She follows him up the BART platform stairs, and taps him on his shoulder. He turns around, and the movie ends. This is one of the most exciting moments of this film. I wanted the audience to wonder- what would happen between these two people who are otherwise strangers, but in this woman’s mind, something more? Would they talk, go on a date, would he walk away from her? I always imagined they’d go to Lake Merritt and laugh before kissing. Plausibility be damned. I’m a romantic at heart and this was my first short film. The magic of cinema is imagination. I would learn later that a story, well-told, can make people believe.

When it was all over, I thanked my cast and crew member and quickly found an editor to cut together the footage. His name was Sedrick the MC (he was also a Bay Area rapper) and when I watched the first cut, I was in love. I knew I was in love with the cuts, and the music, and the intentionality of image-making. I also knew I had to learn to edit (which I did) so I could further craft story the way he did mine. He added music that brought out a soft and gritty texture to the film, and we called the movie “Oakland.”

I was proud of this film and wanted my friends to see it. I held a screening in my room at our house- the same place we filmed in. I invited folks. On the night of the screening, the room was full of my classmates, sorors, and friends, some sitting on my bed, watching my computer or television (I honestly can’t remember). They responded with feedback, observations, and were curious about the ending, which I wanted. 

This was the first time I screened a film, and it happened in my room in North Oakland, before the city was buried in new condos. This was a time where everything seemed possible to me. When I held that camera on that North Oakland street corner at 10pm, I knew I was supposed to be there. When a police car drove by, I felt like a rebel because there was something militant about a black woman holding a camera on an Oakland street corner, rendering images of people who had too long been deemed invisible.

I like to remember this time, not because I believe I made a masterpiece, but because it reminds me why I continue on this path despite the struggle, the rejection, and the pain. I am a guerilla filmmaker at heart, ready to make art by any means. I don’t wait to be told I can do anything. I get a thrill from visual subversion, from natural light on brown skin, from music and image, from love. This was the beginning of something I cannot let go of. Something that haunts me beautifully at night, never leaving me alone. This was my first time.

This post is cross-published on


farewell westchester

There are planes above us

chicken thighs on the grill

and black girls swimming through soft blue water


the apartments are made with double-paned windows

one to close out the cold

one to cut out the deep whisper of engines


we sit on a rust orange couch

talking about movies we’ll never make

quizzing each other about movie stars we’ll never know


Westchester is dry heat and jet fumes all over

black girls swimming in the hot tub

apartment jungle stucco maze

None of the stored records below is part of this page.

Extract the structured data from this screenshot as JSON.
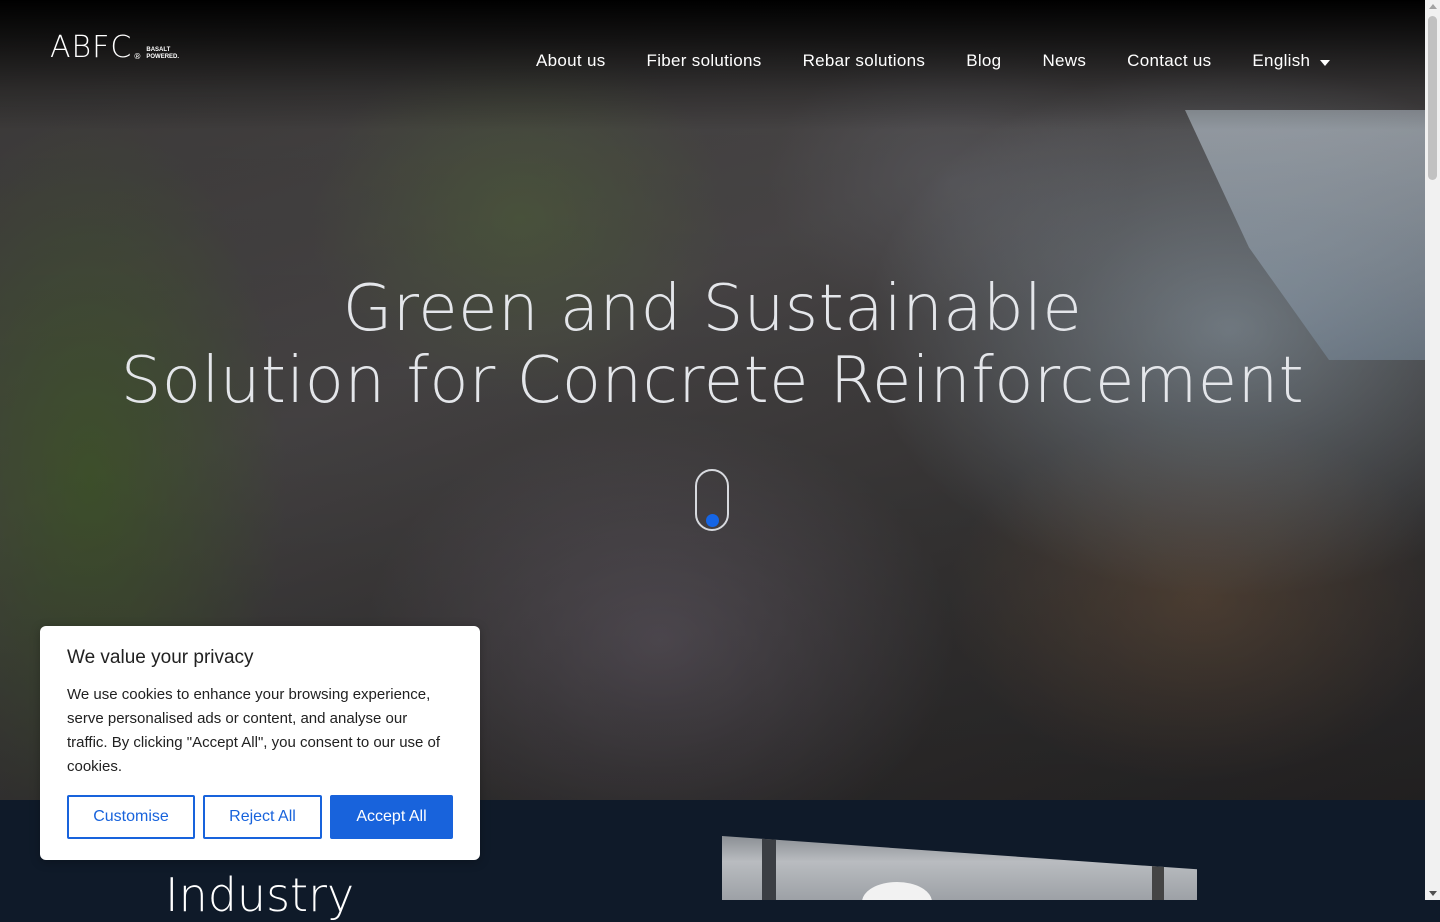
{
  "header": {
    "logo_text": "ABFC",
    "logo_reg": "®",
    "logo_tagline_1": "BASALT",
    "logo_tagline_2": "POWERED.",
    "nav": [
      {
        "label": "About us"
      },
      {
        "label": "Fiber solutions"
      },
      {
        "label": "Rebar solutions"
      },
      {
        "label": "Blog"
      },
      {
        "label": "News"
      },
      {
        "label": "Contact us"
      }
    ],
    "language": "English"
  },
  "hero": {
    "line1": "Green and Sustainable",
    "line2": "Solution for Concrete Reinforcement",
    "scroll_indicator_color": "#1565e6"
  },
  "section": {
    "heading": "Industry"
  },
  "cookie_banner": {
    "title": "We value your privacy",
    "body": "We use cookies to enhance your browsing experience, serve personalised ads or content, and analyse our traffic. By clicking \"Accept All\", you consent to our use of cookies.",
    "customise_label": "Customise",
    "reject_label": "Reject All",
    "accept_label": "Accept All",
    "accent_color": "#1863dc"
  }
}
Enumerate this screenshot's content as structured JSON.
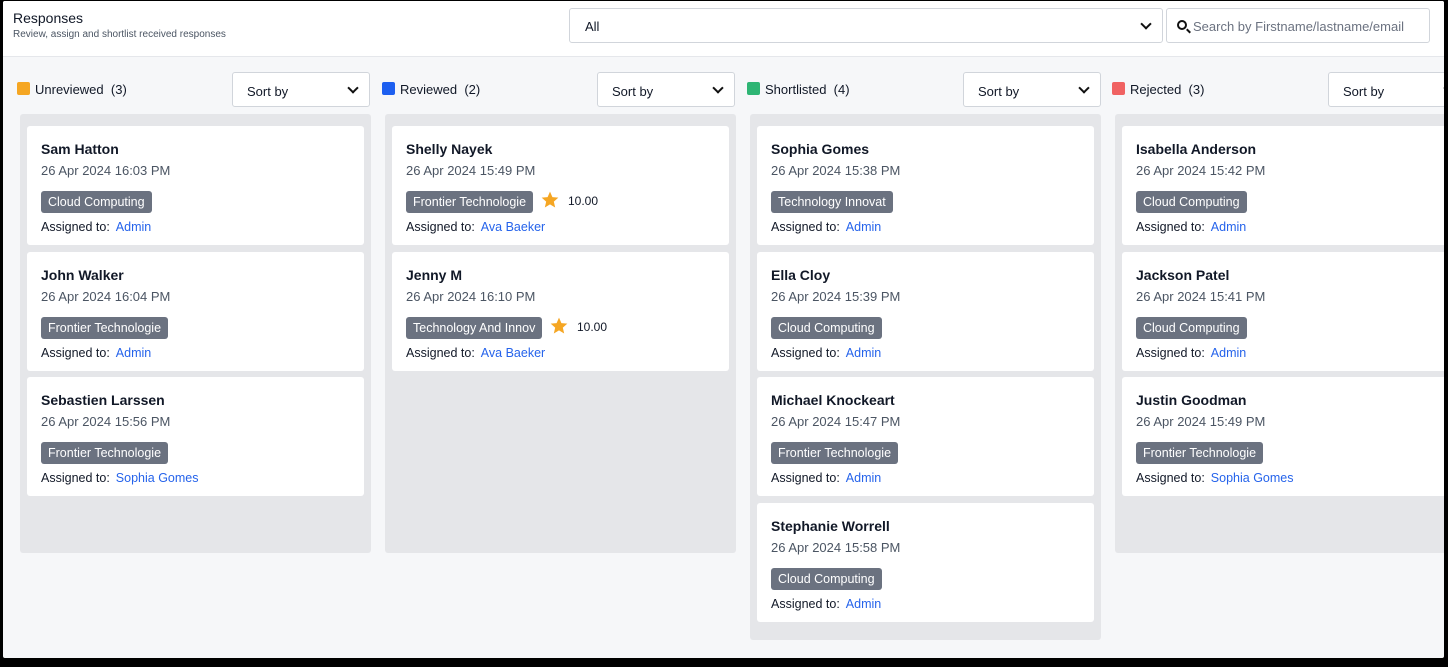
{
  "header": {
    "title": "Responses",
    "subtitle": "Review, assign and shortlist received responses",
    "filter_value": "All",
    "search_placeholder": "Search by Firstname/lastname/email"
  },
  "sort_label": "Sort by",
  "assigned_label": "Assigned to:",
  "colors": {
    "unreviewed": "#f5a623",
    "reviewed": "#1d5ff0",
    "shortlisted": "#2eb574",
    "rejected": "#f06262",
    "star": "#f5a623"
  },
  "columns": [
    {
      "id": "unreviewed",
      "label": "Unreviewed",
      "count": "(3)",
      "cards": [
        {
          "name": "Sam Hatton",
          "date": "26 Apr 2024 16:03 PM",
          "tag": "Cloud Computing",
          "assignee": "Admin"
        },
        {
          "name": "John Walker",
          "date": "26 Apr 2024 16:04 PM",
          "tag": "Frontier Technologie",
          "assignee": "Admin"
        },
        {
          "name": "Sebastien Larssen",
          "date": "26 Apr 2024 15:56 PM",
          "tag": "Frontier Technologie",
          "assignee": "Sophia Gomes"
        }
      ]
    },
    {
      "id": "reviewed",
      "label": "Reviewed",
      "count": "(2)",
      "cards": [
        {
          "name": "Shelly Nayek",
          "date": "26 Apr 2024 15:49 PM",
          "tag": "Frontier Technologie",
          "score": "10.00",
          "assignee": "Ava Baeker"
        },
        {
          "name": "Jenny M",
          "date": "26 Apr 2024 16:10 PM",
          "tag": "Technology And Innov",
          "score": "10.00",
          "assignee": "Ava Baeker"
        }
      ]
    },
    {
      "id": "shortlisted",
      "label": "Shortlisted",
      "count": "(4)",
      "cards": [
        {
          "name": "Sophia Gomes",
          "date": "26 Apr 2024 15:38 PM",
          "tag": "Technology Innovat",
          "assignee": "Admin"
        },
        {
          "name": "Ella Cloy",
          "date": "26 Apr 2024 15:39 PM",
          "tag": "Cloud Computing",
          "assignee": "Admin"
        },
        {
          "name": "Michael Knockeart",
          "date": "26 Apr 2024 15:47 PM",
          "tag": "Frontier Technologie",
          "assignee": "Admin"
        },
        {
          "name": "Stephanie Worrell",
          "date": "26 Apr 2024 15:58 PM",
          "tag": "Cloud Computing",
          "assignee": "Admin"
        }
      ]
    },
    {
      "id": "rejected",
      "label": "Rejected",
      "count": "(3)",
      "cards": [
        {
          "name": "Isabella Anderson",
          "date": "26 Apr 2024 15:42 PM",
          "tag": "Cloud Computing",
          "assignee": "Admin"
        },
        {
          "name": "Jackson Patel",
          "date": "26 Apr 2024 15:41 PM",
          "tag": "Cloud Computing",
          "assignee": "Admin"
        },
        {
          "name": "Justin Goodman",
          "date": "26 Apr 2024 15:49 PM",
          "tag": "Frontier Technologie",
          "assignee": "Sophia Gomes"
        }
      ]
    }
  ]
}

how did i get here, feel home here

on wide streets and parking structures

full of ghosts


we fly and argue and laugh

because it’s so hot in this room

you’re on the way out to grill a steak


Westchester is a dream

a gray and silver stallion made of smoke


Westchester is fast and affordable

when Los Angeles pulls out and away

families can still eat at Sizzler


men with vacant eyes

sports bars with Inglewood OG’s

and women with finger waves hot off the beach


live here

because maybe i never wanted to leave

maybe i’ll miss you


maybe this place is so far from what i know

what i know to love

but we made home here for months

we made home in the exhaust of airplanes

we made laughter and long walks out of nowhere


The abandoned lot to Hollywood

~Nijla (2017)